Thursday 18th January 2018,
The Transcript

Stargazers study universe to find place in it

Whether for navigation or astrophysics, mankind has been studying the stars for centuries. On Tuesday, April 3, the Honor Board hosted a stargazing event with Gregory Mack, assistant professor of physics and astronomy, at the Student Observatory.

The Student Observatory is located between Peace and Justice House and Stuyvesant Hall. It houses a 9.5 inch refracting telescope made in 1896, Mack said.

According to Mack, the Honor Board hosted a star gazing event last spring, but the event was cancelled due to rain. This year, the sky was clear and the stars and planets were visible in the sky.
Mack gave students a tour of the observatory and located Venus, Mars and the Orion nebula in the telescope for students to view.

Senior Celeste Taylor took the opportunity to tour the observatory and look at the planets. She said even though she lives right next door to the observatory, she has never been inside.

“The Student Observatory really gives students who don’t have broad knowledge in astronomy unique experience in observing the universe,” Taylor said. “I got to see other planets for the first time so I was really excited about that.”

Taylor said it is important to study the stars because it puts us in a universal context.

“Knowing what is out there is important for a variety of reasons, including the fact that we may one day have to be able to identify why and how our planet fits in to a broader context,” Taylor said. “Astronomy combines many of the other scientific disciplines.”

Sophomore Sam Sonnega said he goes to the Student Observatory any chance he gets.

“Studying space holds an important role in recognizing the larger emergent patterns in our universe,” Sonnega said. “Gaining a more holistic understanding of the movements of the cosmos can allow us to better understand our place in them.”

Sonnega said the Student Observatory needs some renovations for structural stability.
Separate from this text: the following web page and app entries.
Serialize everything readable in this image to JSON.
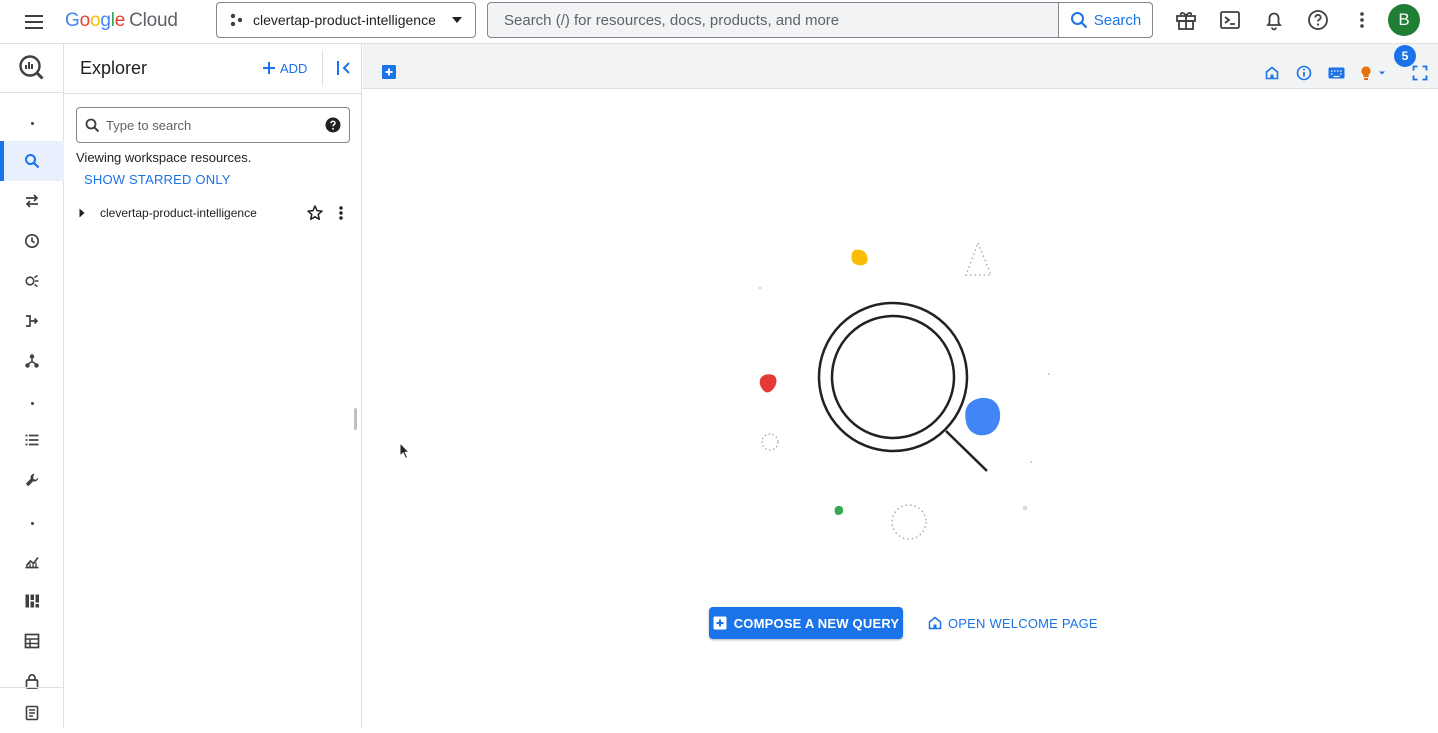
{
  "topbar": {
    "logo": {
      "google": "Google",
      "cloud": "Cloud"
    },
    "project_name": "clevertap-product-intelligence",
    "search": {
      "placeholder": "Search (/) for resources, docs, products, and more",
      "button_label": "Search"
    },
    "icons": [
      "gift-icon",
      "cloud-shell-icon",
      "notifications-icon",
      "help-icon",
      "more-vert-icon"
    ],
    "avatar_initial": "B",
    "avatar_color": "#1e7e34"
  },
  "rail": {
    "items": [
      "bigquery-logo-icon",
      "dot",
      "search-icon",
      "data-transfer-icon",
      "history-icon",
      "analytics-hub-icon",
      "dataflow-icon",
      "pipeline-icon",
      "dot",
      "list-icon",
      "wrench-icon",
      "dot",
      "chart-icon",
      "dashboard-icon",
      "table-icon",
      "lock-icon",
      "notes-icon"
    ]
  },
  "explorer": {
    "title": "Explorer",
    "add_label": "ADD",
    "search_placeholder": "Type to search",
    "viewing_text": "Viewing workspace resources.",
    "starred_label": "SHOW STARRED ONLY",
    "project_row_label": "clevertap-product-intelligence"
  },
  "main": {
    "notification_count": "5",
    "compose_label": "COMPOSE A NEW QUERY",
    "welcome_label": "OPEN WELCOME PAGE"
  },
  "colors": {
    "accent": "#1a73e8",
    "red": "#e53935",
    "yellow": "#fbbc04",
    "green": "#34a853",
    "blue": "#4285f4",
    "orange": "#e8710a"
  }
}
He said the telescope should be preserved because of the historical significance to OWU and Delaware.

Senior Brad Turnwald said he attended the event because he was curious to learn more about the stars and universe from Mack. He said it was a good opportunity to explore the Student Observatory.

“Dr. Mack demonstrated the role that the study of the universe has played throughout history ranging from an explanation to the origins of mankind and existence to a navigation tool,” Turnwald said.

“I learned how to use the North Star as a navigating tool, as well as a few of the constellations.”

Mack said he grew up looking at space. He said he used to sit outside with books about stars and try to locate constellations in the night sky.

“I bought my first telescope in eighth grade with paper-boy money,” Mack said. “I saw Jupiter and some nebulae. I came to OWU wanting to study astronomy and physics.”

Sophomore Matthew Jamison and junior Anna Cooper helped organize the event. Jamison said they wanted to host an event that was a good study break. He said Mack was enthusiastic about the event as well.

“The Honors Board hosts events to bring the OWU Honors community together,” Jamison said. “All of our events are free and open to all Honors students and some events, like stargazing or the Life Raft Debate we hosted last week, are open to the entire campus.”

Like this Article? Share it!

About The Author

Leave A Response

Prove you\'re not spam, please. Our editors are tired of reading really bad English. * Time limit is exhausted. Please reload CAPTCHA.